Guides

Dealing with Config Files

This guide assumes the engine used is CNQ3 but is valid no matter the mod.

Basic concepts

Config structure, loading and saving:

  • Configuration files have the .cfg extension and contain one command per line.
  • Lines that are empty or start with "//" are ignored by the engine.
  • Loading a config is done with the exec command. It executes each line as a command as if it were typed at the console.
  • Writing a config is done with the writeconfig command. It writes commands to set variables and bind actions to keys.

Configs written by the engine (writeconfig) contain 2 types of information:

  1. The value of variables, e.g. seta r_fullscreen "1" to enable full-screen mode.
  2. The list of key/action bindings, e.g. bind space "+moveup" for jumping with the space bar.

Every mention of a config file in this guide assumes the file sits in the mod's directory. For CPMA, the config files would be in $(Q3_ROOT)/cpma.

Default behavior

When CNQ3 starts up, it will:

  • exec default.cfg (in mod folder or baseq3)
  • exec q3config.cfg (in mod folder only)
  • exec autoexec.cfg (in mod folder only)

When the CNQ3 1.50+ client shuts down, it will:

  • writeconfig q3config.cfg

If you don't change anything, your up-to-date and automatically loaded/saved config file will be q3config.cfg.

Note that older CNQ3 clients didn't write back to q3config.cfg on exit, meaning that you were forced to either use writeconfig or edit your config file manually whenever you wanted to make changes.

This is the recommend way of dealing with configs:

  • Give your config a name that is not default.cfg, q3config.cfg or autoexec.cfg. Let's call our example config my.cfg, where "my" could be replaced by e.g. your player name.
  • Create autoexec.cfg with a single line in it: exec my.
  • Optional: create an empty q3config.cfg and mark it as read-only.
    • Pro: less duplicated work for the engine on load. It's dumb to set every variable twice.
    • Pro: if your config is manually created and doesn't set every cvar, it means q3config.cfg's content actually matters and your "real" config is split among both files.
    • Con: you don't have the latest changes saved anymore. If you ever forget to writeconfig, you can no longer salvage the changes from q3config.cfg.

In practical terms:

  • You can never accidentally change or mess up your config by executing another config.
  • You update your config by either using writeconfig my or manually editing my.cfg.
  • Selecting your default/start-up config is changing 1 line in autoexec.cfg.

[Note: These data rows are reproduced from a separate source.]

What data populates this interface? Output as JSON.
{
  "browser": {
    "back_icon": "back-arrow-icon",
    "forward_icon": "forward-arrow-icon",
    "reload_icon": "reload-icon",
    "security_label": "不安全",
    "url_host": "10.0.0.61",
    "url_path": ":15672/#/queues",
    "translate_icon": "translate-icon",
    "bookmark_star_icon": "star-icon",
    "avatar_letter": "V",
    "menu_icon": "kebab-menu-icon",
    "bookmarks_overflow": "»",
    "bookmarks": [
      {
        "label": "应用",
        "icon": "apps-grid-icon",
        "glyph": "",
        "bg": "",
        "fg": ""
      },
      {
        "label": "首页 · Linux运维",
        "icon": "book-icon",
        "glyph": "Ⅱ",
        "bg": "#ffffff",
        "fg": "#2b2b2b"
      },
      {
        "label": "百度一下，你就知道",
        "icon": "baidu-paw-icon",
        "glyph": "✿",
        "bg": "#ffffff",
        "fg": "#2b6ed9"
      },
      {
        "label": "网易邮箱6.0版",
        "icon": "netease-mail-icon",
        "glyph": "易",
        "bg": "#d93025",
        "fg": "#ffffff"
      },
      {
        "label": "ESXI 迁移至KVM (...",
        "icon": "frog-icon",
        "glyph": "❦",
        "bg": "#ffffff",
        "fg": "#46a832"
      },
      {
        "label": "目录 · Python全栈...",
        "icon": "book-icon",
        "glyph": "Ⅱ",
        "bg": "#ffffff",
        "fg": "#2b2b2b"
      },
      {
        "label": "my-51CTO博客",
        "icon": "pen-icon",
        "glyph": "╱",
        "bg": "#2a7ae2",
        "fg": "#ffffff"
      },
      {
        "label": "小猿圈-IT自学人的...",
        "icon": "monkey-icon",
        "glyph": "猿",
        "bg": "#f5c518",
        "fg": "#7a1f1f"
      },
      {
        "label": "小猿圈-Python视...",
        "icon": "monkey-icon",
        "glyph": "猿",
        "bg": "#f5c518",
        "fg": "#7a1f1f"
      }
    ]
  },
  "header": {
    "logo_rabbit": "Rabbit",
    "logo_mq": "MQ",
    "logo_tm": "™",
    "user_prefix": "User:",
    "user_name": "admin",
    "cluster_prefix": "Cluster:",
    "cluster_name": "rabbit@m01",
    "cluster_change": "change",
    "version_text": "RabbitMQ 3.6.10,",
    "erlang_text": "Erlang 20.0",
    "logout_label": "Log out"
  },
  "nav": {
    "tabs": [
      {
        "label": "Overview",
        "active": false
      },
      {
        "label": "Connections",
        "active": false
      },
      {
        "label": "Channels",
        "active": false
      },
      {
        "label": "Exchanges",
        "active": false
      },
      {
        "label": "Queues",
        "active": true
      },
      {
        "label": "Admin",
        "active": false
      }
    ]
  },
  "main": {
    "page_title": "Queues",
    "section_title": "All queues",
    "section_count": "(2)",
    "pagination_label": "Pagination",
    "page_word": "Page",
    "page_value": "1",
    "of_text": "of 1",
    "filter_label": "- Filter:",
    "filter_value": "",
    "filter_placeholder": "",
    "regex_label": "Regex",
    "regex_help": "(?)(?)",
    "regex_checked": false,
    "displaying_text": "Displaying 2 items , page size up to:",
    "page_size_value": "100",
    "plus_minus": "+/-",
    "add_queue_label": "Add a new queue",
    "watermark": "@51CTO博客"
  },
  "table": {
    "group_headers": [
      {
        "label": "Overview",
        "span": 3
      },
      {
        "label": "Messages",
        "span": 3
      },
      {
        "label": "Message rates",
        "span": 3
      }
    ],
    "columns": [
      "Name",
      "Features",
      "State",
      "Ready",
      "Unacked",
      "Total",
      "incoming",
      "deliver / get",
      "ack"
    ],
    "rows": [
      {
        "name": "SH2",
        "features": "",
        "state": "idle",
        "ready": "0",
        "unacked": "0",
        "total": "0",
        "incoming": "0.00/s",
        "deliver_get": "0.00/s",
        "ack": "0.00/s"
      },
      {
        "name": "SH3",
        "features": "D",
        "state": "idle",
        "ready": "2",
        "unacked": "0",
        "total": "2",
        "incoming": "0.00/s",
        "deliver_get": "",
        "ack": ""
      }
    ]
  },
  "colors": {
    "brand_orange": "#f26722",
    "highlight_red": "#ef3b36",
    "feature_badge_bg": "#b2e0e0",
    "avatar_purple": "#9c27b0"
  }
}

Manually-edited configs

While some players like to create nice looking config files (grouping cvars and binds, adding comment lines with explanations, etc) that they edit manually, we recommend against this practise. Use writeconfig instead so that your config file is truly complete and doesn't rely on engine/mod default values (which can change) and/or the content of q3config.cfg for any variable you forgot to set in your manually-edited config.

More details

default.cfg should really only be found in .pk3 files and provide default binds in case the other 2 configs (q3config.cfg and autoexec.cfg) don't set up any. Otherwise, launching the game without q3config.cfg and autoexec.cfg, you wouldn't be able to perform any action in game.

CNQ3 will not read q3config.cfg and autoexec.cfg from baseq3 to avoid config pollution. Sharing configs across mods is still possible:

  • In baseq3, add shared.cfg.
  • In each mod folder using the shared config, add autoexec.cfg with a single line: exec shared.

Configs created by writeconfig will contain 3 different commands:

Name Instances Explanation
unbindall 1 Clears the entire bind list: no action will be bound to any key.
bind 1 per bound key Binds an action (or multiple actions) to a key.
seta 1 per variable Assigns a value to a variable.
If the variable doesn't exist, it is created with the archived flag.
Only archived variables get written to config files by writeconfig.

Dealing with vstr scripts

If you have special scripts setting temporary variables for vstr commands (e.g. connecting to servers, toggling values, etc), then here's how to deal with it:

  • Put those in a secondary config file, say my2.cfg.
  • Use the set command to create your own temporary cvars, not seta.
  • In autoexec.cfg, add exec my2 after exec my.